Products of Change


Tue 25 May 2021 | by Michelle Urquhart

Supermarkets to collect salad bags, crisp packets and biscuit wrappers

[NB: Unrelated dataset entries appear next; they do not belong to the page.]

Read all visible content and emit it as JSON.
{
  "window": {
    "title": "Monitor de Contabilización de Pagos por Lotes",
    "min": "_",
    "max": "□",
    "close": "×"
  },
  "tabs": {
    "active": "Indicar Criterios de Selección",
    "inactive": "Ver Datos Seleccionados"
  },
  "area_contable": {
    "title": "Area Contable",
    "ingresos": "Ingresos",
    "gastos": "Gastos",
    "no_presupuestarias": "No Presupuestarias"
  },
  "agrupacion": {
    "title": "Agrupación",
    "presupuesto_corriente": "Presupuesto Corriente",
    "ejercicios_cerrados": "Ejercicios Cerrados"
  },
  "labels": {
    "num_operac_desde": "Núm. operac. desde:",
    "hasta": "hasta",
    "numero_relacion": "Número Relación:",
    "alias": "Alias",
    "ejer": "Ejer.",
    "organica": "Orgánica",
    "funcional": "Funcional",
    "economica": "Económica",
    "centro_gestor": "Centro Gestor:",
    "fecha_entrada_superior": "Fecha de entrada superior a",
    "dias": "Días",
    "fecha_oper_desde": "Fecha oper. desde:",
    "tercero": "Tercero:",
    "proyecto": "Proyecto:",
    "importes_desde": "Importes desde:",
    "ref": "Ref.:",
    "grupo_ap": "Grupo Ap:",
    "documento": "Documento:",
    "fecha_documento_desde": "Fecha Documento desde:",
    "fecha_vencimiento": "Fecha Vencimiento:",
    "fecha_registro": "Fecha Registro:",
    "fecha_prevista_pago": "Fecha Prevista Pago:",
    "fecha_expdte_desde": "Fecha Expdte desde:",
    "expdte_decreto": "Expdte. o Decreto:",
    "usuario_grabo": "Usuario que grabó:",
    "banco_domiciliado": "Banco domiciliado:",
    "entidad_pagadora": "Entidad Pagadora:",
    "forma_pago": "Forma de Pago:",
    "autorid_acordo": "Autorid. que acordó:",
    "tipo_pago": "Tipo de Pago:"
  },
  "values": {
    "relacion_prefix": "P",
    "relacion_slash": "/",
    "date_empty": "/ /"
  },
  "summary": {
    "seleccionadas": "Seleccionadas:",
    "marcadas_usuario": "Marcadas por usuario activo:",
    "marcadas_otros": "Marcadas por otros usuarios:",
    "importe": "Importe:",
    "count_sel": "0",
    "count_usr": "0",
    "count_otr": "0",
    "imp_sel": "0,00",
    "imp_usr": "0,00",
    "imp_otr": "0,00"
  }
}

By the end of the year, more supermarkets will be able to take all types of plastic bags and wrapping for sorting and recycling, including salad bags, crisp packets, biscuit wrappers, bread bags and frozen food bags. Currently, while many supermarkets provide front of store recycling points for carrier bags and other bags made of the same plastic (polythene), there is confusion among shoppers about whether flexible plastic packaging can be recycled, and what their options are to recycle it. According to WRAP, plastic bags and wrapping are one of the most searched for items on the charity’s Recycle Now website. But with all supermarkets signed up to The UK Plastics Pact, new guidance by WRAP means many more retailers can introduce consistent collections for more types of flexible plastic packaging and help divert more from landfill or incineration. Presently, less than 20% of local authorities collect plastic bags and wrapping as part of their kerbside recycling service. And until kerbside collections of flexible plastic packaging are rolled out widely - the timing of which is currently being consulted on by Government - a significant proportion of the public say they’re happy to take these items into a supermarket for recycling. The new guidance outlines best practice for introducing or refining existing collections. It calls for the collection of all types of plastic bags and wrapping used for everyday items such as salad bags, crisp packets and biscuit wrappers, as well as the current commonly collected items such as carrier bags, bread bags and frozen food bags. Ahead of the roll-out of all types of plastic bags and wrapping being accepted more widely, many supermarkets are already accepting some types. This includes soft stretchy plastic used for carrier bags, frozen food bags, bread bags and toilet roll wrap. In March, Tesco announced 171 stores are collecting all types of plastic bags and wrapping across the South West of England and Wales, with plans to roll this out to all stores nationwide. Sainsbury’s is trialling collection in the North East with full rollout expected by the end of this year. Other supermarkets are also trialling, including Co-op in 51 stores across the South East. Marcus Gover, CEO WRAP says: “I am delighted that, through the UK Plastics Pact, the proportion of the population able to recycle all types of plastic bags and wrapping at supermarkets is on the increase, and we expect that by the end of the year it will be widely available. It is a critical step forwards when just 6% of plastics bags and wrapping currently get recycled – despite making up 22% of all plastic packaging by weight. Ensuring that consumers have consistent information on where to recycle plastic bags and wrappers is also critical”.